"Over the last eight to nine years the temperature in Moscow has risen 1.5 degrees," he said in a phone interview from Moscow's main weather station, the Gidromidcenter. "This has made a huge difference."


While Moscow is still colder than the capitals of its neighboring northern European countries, Helsinki and Stockholm, gone are the days when the nation's capital had to regularly cope with temperatures of minus 40 degrees Celsius, according to Vilfand.


Back in 1942, he said, such temperatures caused the city's water pipes and heating systems to break. He also cited 1979 as a shivery moment in the history of Moscow weather. "In the middle of December it was minus 30 degrees," he said.


But for some, namely winter sports fans, winter is frankly what they like best about the Russian capital and its wilderness outskirts.


"It's a paradise," hollered sports fanatic Victor Cooper, an American cameraman at CBS Moscow's bureau. He was quick to blast the stereotype of unbearable Russian winters as blatantly exaggerated. "I think there is more snow in Northwestern Montana," he said.


After spending three winters cruising Moscow's parks on bicycle, Cooper said that last year he abandoned his all-season mountain bike for a high-tech pair of aluminum snowshoes. "There are so many trails in and outside of Moscow," he said. "I went snowshoeing 45 times last year, almost every weekend."


In a country known for leading the world in winter sports, one does not have to go far from the Russian capital to find ski runs, snowboarding slopes and roaring snowmobiles cruising down country lanes.


By December, Moscow's many parks, with their ponds, lakes and forests, are transformed into all-purpose public iceskating rinks, sled runs and ski trails. They are also the scene for some serious icehole swimming and icehole fishing, a popular activity among Russians who, accompanied by a small stool, a warm parka, fur hat, and a fishing pole, spend their day fishing through a hole sawed through the top of a frozen lake.


Jill Errington, a British expat who works as a cargo manager at British Airways, has not spent the past seven Moscow winters sitting on ice, but rather, has devised her own methods to remain upbeat in even the coldest weather.


"Bikini parties. Hawaiian parties. Beach parties," recited Errington, who added that seeking out camaraderie, especially through team-sports clubs, has helped her and her friends keep their moods up and their aggravation down.


"Most of my friends use sport as a means of getting rid of excess frustration," said Errington. "A bit of activity is always better than sitting and thinking about what to do." One of her favorites? "A combination sauna-and-snow treatment," she said. Despite the abundance of winter sports, banyas, and long hours spent drinking hot tea, making it through an exceptionally long winter often requires a break. For Muscovites with money to spend and vacation days to fill, a trip abroad to a sunny oasis is another option for coping with winter.

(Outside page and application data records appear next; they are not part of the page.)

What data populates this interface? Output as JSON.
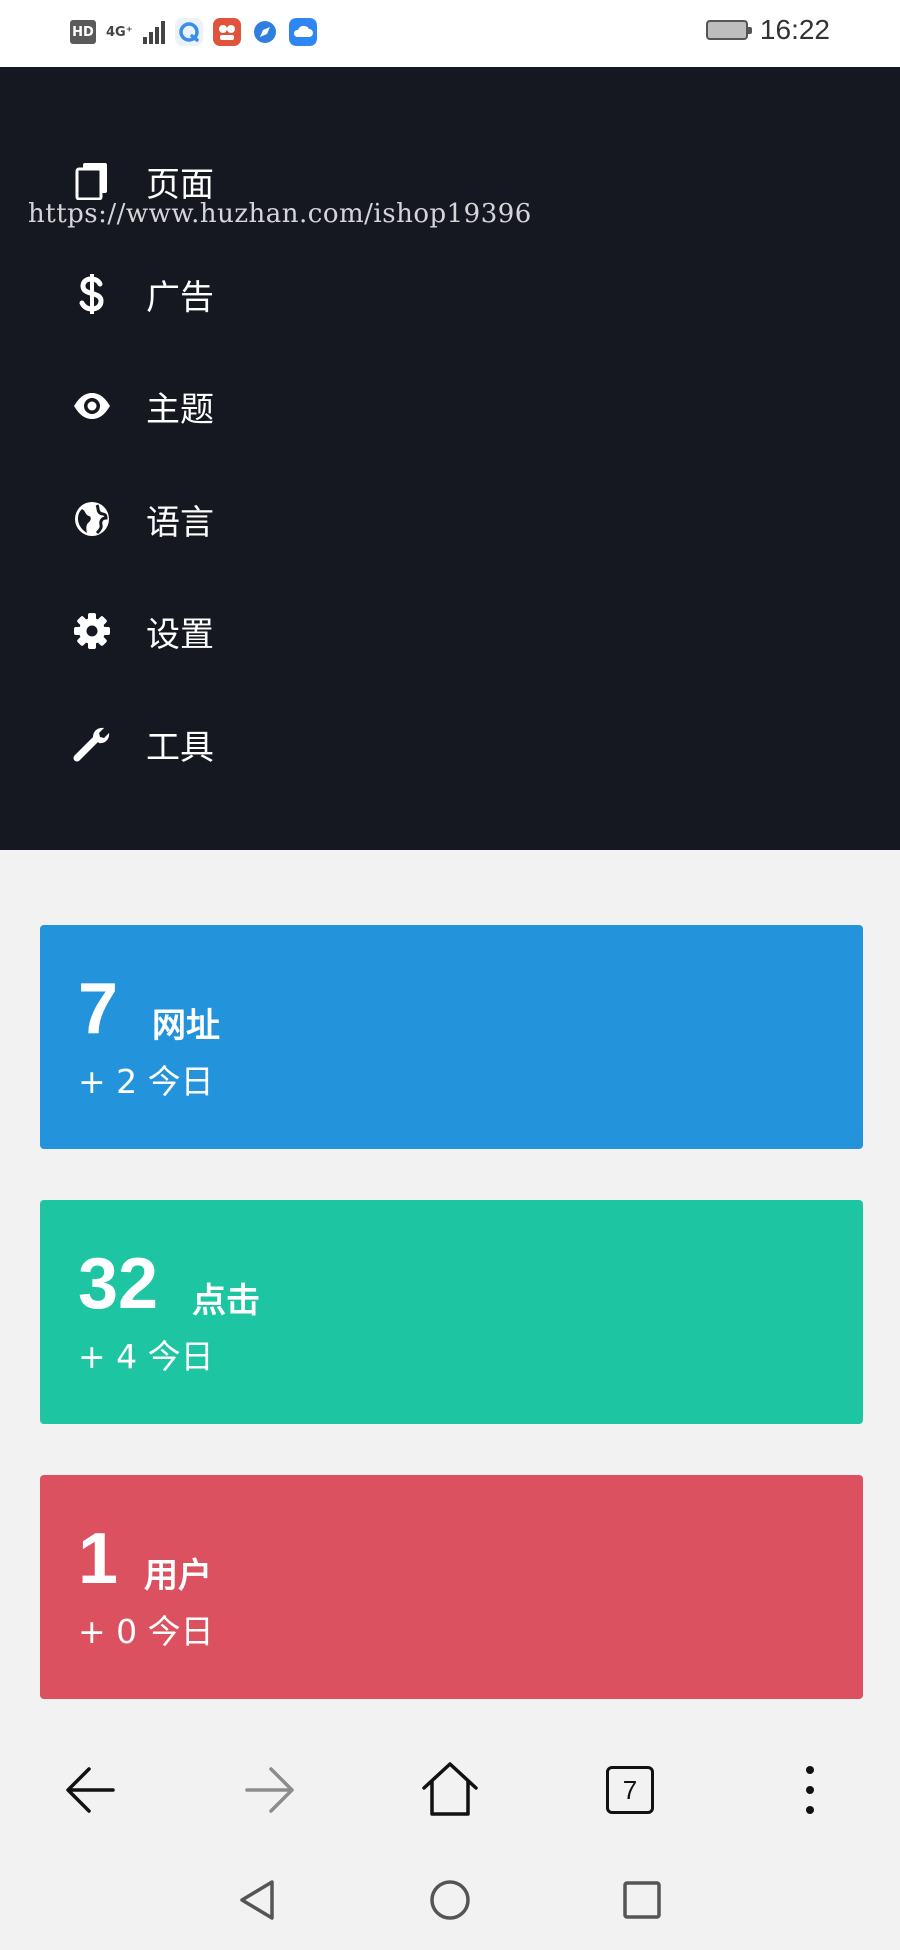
{
  "status_bar": {
    "hd": "HD",
    "network": "4G⁺",
    "time": "16:22",
    "app_icons": [
      {
        "name": "qq-browser-icon",
        "color": "#3a8ee6"
      },
      {
        "name": "photo-app-icon",
        "color": "#e0533d"
      },
      {
        "name": "compass-app-icon",
        "color": "#2f7fe0"
      },
      {
        "name": "cloud-app-icon",
        "color": "#2e86f2"
      }
    ]
  },
  "watermark": "https://www.huzhan.com/ishop19396",
  "menu": {
    "items": [
      {
        "label": "页面",
        "icon": "page-icon"
      },
      {
        "label": "广告",
        "icon": "dollar-icon"
      },
      {
        "label": "主题",
        "icon": "eye-icon"
      },
      {
        "label": "语言",
        "icon": "globe-icon"
      },
      {
        "label": "设置",
        "icon": "gear-icon"
      },
      {
        "label": "工具",
        "icon": "wrench-icon"
      }
    ]
  },
  "stats": [
    {
      "number": "7",
      "label": "网址",
      "today": "+ 2 今日",
      "color": "#2394db"
    },
    {
      "number": "32",
      "label": "点击",
      "today": "+ 4 今日",
      "color": "#1dc5a2"
    },
    {
      "number": "1",
      "label": "用户",
      "today": "+ 0 今日",
      "color": "#dc5160"
    }
  ],
  "browser": {
    "tab_count": "7"
  },
  "colors": {
    "menu_bg": "#161821",
    "page_bg": "#f2f2f3"
  }
}
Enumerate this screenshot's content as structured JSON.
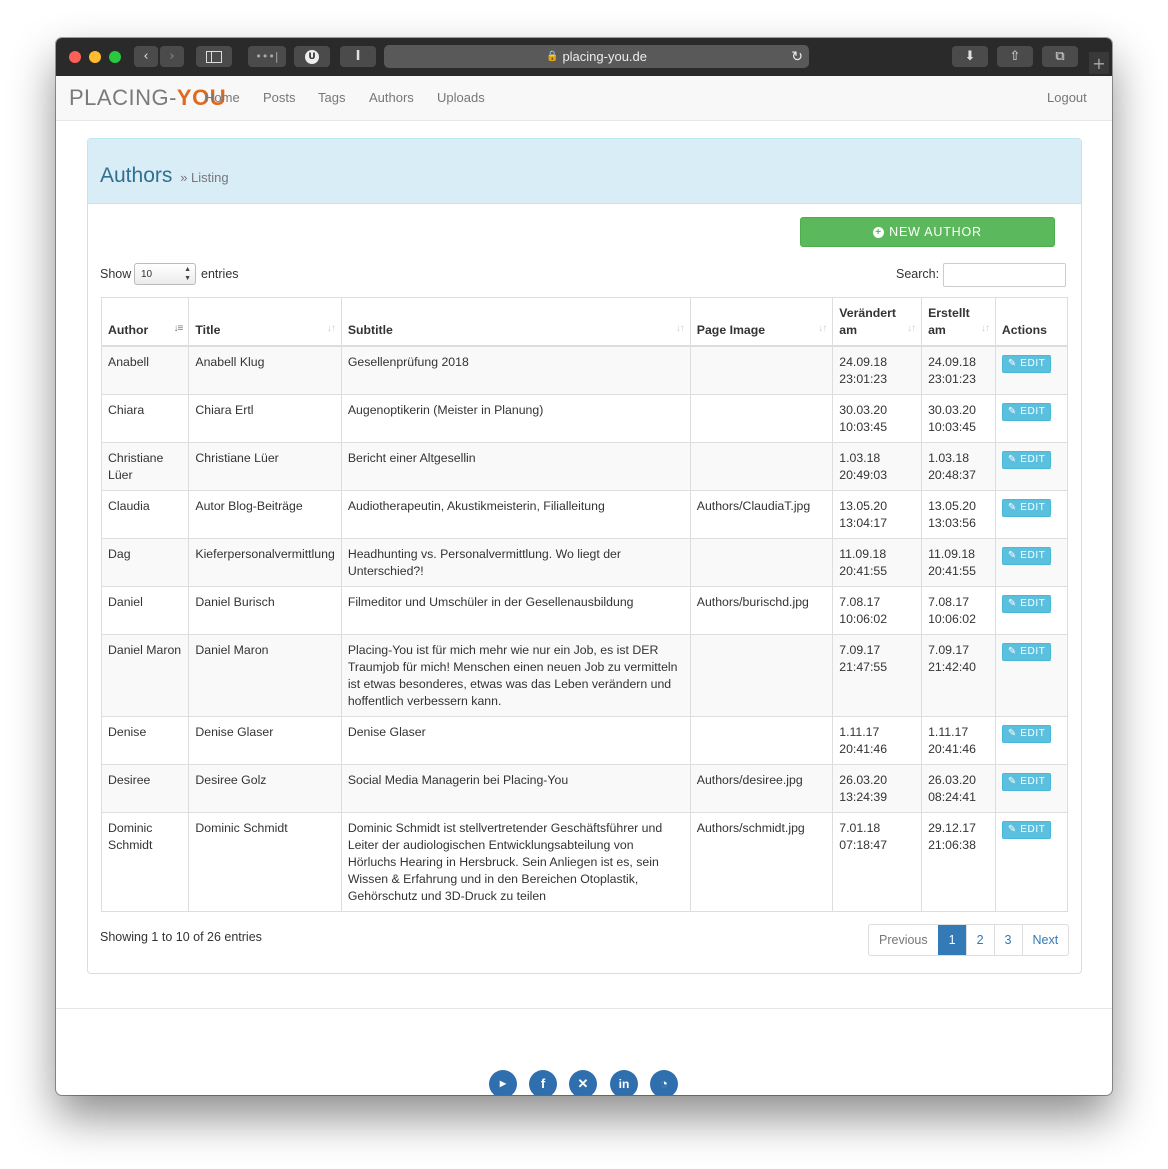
{
  "browser": {
    "url": "placing-you.de"
  },
  "nav": {
    "logo_a": "PLACING-",
    "logo_b": "YOU",
    "items": [
      "Home",
      "Posts",
      "Tags",
      "Authors",
      "Uploads"
    ],
    "logout": "Logout"
  },
  "page": {
    "title": "Authors",
    "subtitle": "» Listing",
    "new_button": "NEW AUTHOR",
    "show_label": "Show",
    "show_value": "10",
    "entries_label": "entries",
    "search_label": "Search:",
    "search_value": ""
  },
  "table": {
    "headers": [
      "Author",
      "Title",
      "Subtitle",
      "Page Image",
      "Verändert am",
      "Erstellt am",
      "Actions"
    ],
    "edit_label": "EDIT",
    "rows": [
      {
        "author": "Anabell",
        "title": "Anabell Klug",
        "subtitle": "Gesellenprüfung 2018",
        "image": "",
        "changed_date": "24.09.18",
        "changed_time": "23:01:23",
        "created_date": "24.09.18",
        "created_time": "23:01:23"
      },
      {
        "author": "Chiara",
        "title": "Chiara Ertl",
        "subtitle": "Augenoptikerin (Meister in Planung)",
        "image": "",
        "changed_date": "30.03.20",
        "changed_time": "10:03:45",
        "created_date": "30.03.20",
        "created_time": "10:03:45"
      },
      {
        "author": "Christiane Lüer",
        "title": "Christiane Lüer",
        "subtitle": "Bericht einer Altgesellin",
        "image": "",
        "changed_date": "1.03.18",
        "changed_time": "20:49:03",
        "created_date": "1.03.18",
        "created_time": "20:48:37"
      },
      {
        "author": "Claudia",
        "title": "Autor Blog-Beiträge",
        "subtitle": "Audiotherapeutin, Akustikmeisterin, Filialleitung",
        "image": "Authors/ClaudiaT.jpg",
        "changed_date": "13.05.20",
        "changed_time": "13:04:17",
        "created_date": "13.05.20",
        "created_time": "13:03:56"
      },
      {
        "author": "Dag",
        "title": "Kieferpersonalvermittlung",
        "subtitle": "Headhunting vs. Personalvermittlung. Wo liegt der Unterschied?!",
        "image": "",
        "changed_date": "11.09.18",
        "changed_time": "20:41:55",
        "created_date": "11.09.18",
        "created_time": "20:41:55"
      },
      {
        "author": "Daniel",
        "title": "Daniel Burisch",
        "subtitle": "Filmeditor und Umschüler in der Gesellenausbildung",
        "image": "Authors/burischd.jpg",
        "changed_date": "7.08.17",
        "changed_time": "10:06:02",
        "created_date": "7.08.17",
        "created_time": "10:06:02"
      },
      {
        "author": "Daniel Maron",
        "title": "Daniel Maron",
        "subtitle": "Placing-You ist für mich mehr wie nur ein Job, es ist DER Traumjob für mich! Menschen einen neuen Job zu vermitteln ist etwas besonderes, etwas was das Leben verändern und hoffentlich verbessern kann.",
        "image": "",
        "changed_date": "7.09.17",
        "changed_time": "21:47:55",
        "created_date": "7.09.17",
        "created_time": "21:42:40"
      },
      {
        "author": "Denise",
        "title": "Denise Glaser",
        "subtitle": "Denise Glaser",
        "image": "",
        "changed_date": "1.11.17",
        "changed_time": "20:41:46",
        "created_date": "1.11.17",
        "created_time": "20:41:46"
      },
      {
        "author": "Desiree",
        "title": "Desiree Golz",
        "subtitle": "Social Media Managerin bei Placing-You",
        "image": "Authors/desiree.jpg",
        "changed_date": "26.03.20",
        "changed_time": "13:24:39",
        "created_date": "26.03.20",
        "created_time": "08:24:41"
      },
      {
        "author": "Dominic Schmidt",
        "title": "Dominic Schmidt",
        "subtitle": "Dominic Schmidt ist stellvertretender Geschäftsführer und Leiter der audiologischen Entwicklungsabteilung von Hörluchs Hearing in Hersbruck. Sein Anliegen ist es, sein Wissen & Erfahrung und in den Bereichen Otoplastik, Gehörschutz und 3D-Druck zu teilen",
        "image": "Authors/schmidt.jpg",
        "changed_date": "7.01.18",
        "changed_time": "07:18:47",
        "created_date": "29.12.17",
        "created_time": "21:06:38"
      }
    ]
  },
  "footer_info": "Showing 1 to 10 of 26 entries",
  "pagination": {
    "previous": "Previous",
    "pages": [
      "1",
      "2",
      "3"
    ],
    "active": "1",
    "next": "Next"
  },
  "social": [
    "youtube-icon",
    "facebook-icon",
    "xing-icon",
    "linkedin-icon",
    "rss-icon"
  ],
  "colors": {
    "accent": "#337ab7",
    "success": "#5cb85c",
    "info": "#5bc0de",
    "logo_orange": "#e06a1f",
    "panel_heading": "#d9edf7"
  }
}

"Africa," suggested Avi Aliman, a travel agent with the Travel House travel agency. For well-to-do Muscovites struck by cabin fever, Aliman has no end to suggestions for exotic vacations. "Mozambique. Kenya. Mombassa or Tanzania," he said. "Then there's always the Brazilian carnival trip next spring."


And for those with kids, a weekend trip away to Finland's Lapland may do the trick, he said. Parents can take their children to visit Santa's villages, reindeer parks, and snowmobile safaris.


When the winter starts to seem like it will never end, the mud-tracked carpets are hopelessly filthy, and no matter how many home remedies you try, you just can't fight the blues, helping other people is always an option.


Errington suggests doing some charity work to take your mind off your troubles. As she said, "There is always someone worse off than you are."